masses to continue to live under capitalism. In reality we are fighting to improve the living standards of the masses; when revolu­ tion comes it will be because the rulers of this country have proved that there is no other way out, that there is no other way toward a secure life. It is worth remembering, that after 1776, when our Declaration of Independence acted as the spark that set fire to the democratic revo­ lution in France and throughout Europe, the reactionary forces of the world fought against the “dangerous” ideas that were supposed to be “imported from America. ” Today the same comedy is repeated but this time the revolution is said to be “imported from Moscow.” In both cases, the deep reality behind the nonsensical slogan is that the country attacked is the one that is showing the way to the solu­ tion of the problem of the people. “Moscow”, that is the Soviet Union, has complete social insurance, has solved unemploy­ ment, is improving the living standards of all the people, is enor­ mously expanding its economic life. Do a better job, or even just as good, and “Moscow” will be not the slightest danger. Present proposals which, while denying real unemployment insur­ ance, would enact some new alien and sedition laws, to crush down the growing demand for a better life, also recall moments in the past history of our . We had a period of alien and sedition laws in the early a so adopted and carried out in the interests of established property and designed to crush a democratic movement arising from the masses of the people. The party which sponsored those laws went down in disgrace and defeat, the laws were repealed after long suffering and struggles, those whom the alien and sedition laws were directed came into direction of the affairs of the country. Any attempt to solve today’s problems by alien and sedi­ tion laws will be as futile as those of the times of Madison and Jefferson. There is no substitute, there is no way to avoid, the demand for full unemployment, old-age, and social insurance. Its denial will only accelerate the growing revolutionary mass unrest, intensify the social struggles. The Wagner-Lewis bill is a transparent attempt to sidetrack this demand. The new legislation against the Communist is only a futile attempt to silence the movement. Neither can succeed. Only the workers’ unemployment, old-age, and social in­ surance bill can satisfy the aroused masses of the useful people, the working people, of the United States. The CHAIRMAN. All right, Mr. Browder. Mr. Amter. STATEMENT OF NEW YORK CITY, REPRESENTING COUNCIL

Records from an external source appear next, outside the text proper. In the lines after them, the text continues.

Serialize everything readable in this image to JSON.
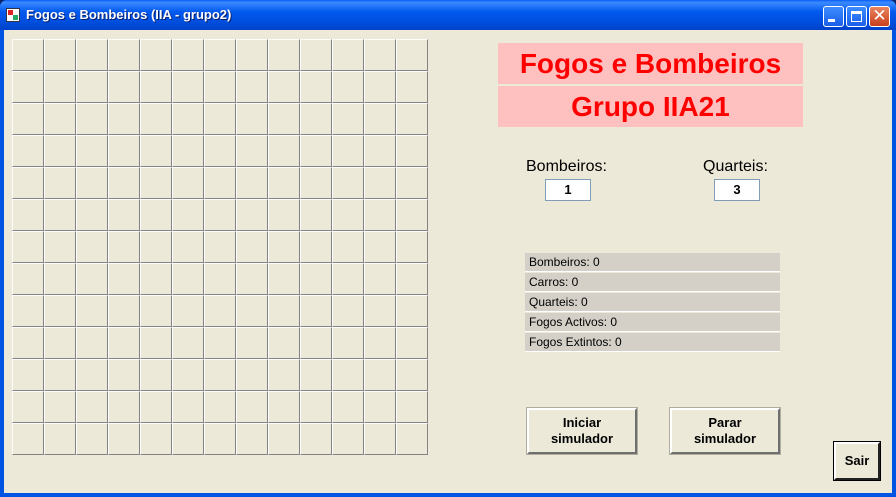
{
  "window": {
    "title": "Fogos e Bombeiros (IIA - grupo2)"
  },
  "grid": {
    "rows": 13,
    "columns": 13
  },
  "banner": {
    "line1": "Fogos e Bombeiros",
    "line2": "Grupo IIA21",
    "background": "#ffc0c0",
    "text_color": "#ff0000"
  },
  "inputs": {
    "bombeiros": {
      "label": "Bombeiros:",
      "value": "1"
    },
    "quarteis": {
      "label": "Quarteis:",
      "value": "3"
    }
  },
  "stats": [
    "Bombeiros: 0",
    "Carros: 0",
    "Quarteis: 0",
    "Fogos Activos: 0",
    "Fogos Extintos: 0"
  ],
  "buttons": {
    "start": {
      "line1": "Iniciar",
      "line2": "simulador"
    },
    "stop": {
      "line1": "Parar",
      "line2": "simulador"
    },
    "exit": "Sair"
  },
  "icons": {
    "app": "app-icon",
    "minimize": "minimize-icon",
    "maximize": "maximize-icon",
    "close": "close-icon"
  }
}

Mr. I represent here the National Unemployment Coun­ cil, the national organization of the unemployed of this country, with I speak also in behalf of a membership of approximately the unemployed in the United States who with their families suffer the bitterest want and destitution. The unemployed of the United States are against the Lewis bill and brand it as a fraud against a large section of the popu­ lation, viz, the unemployed and their families, This bill has been brought in to the United States Congress in order to offset the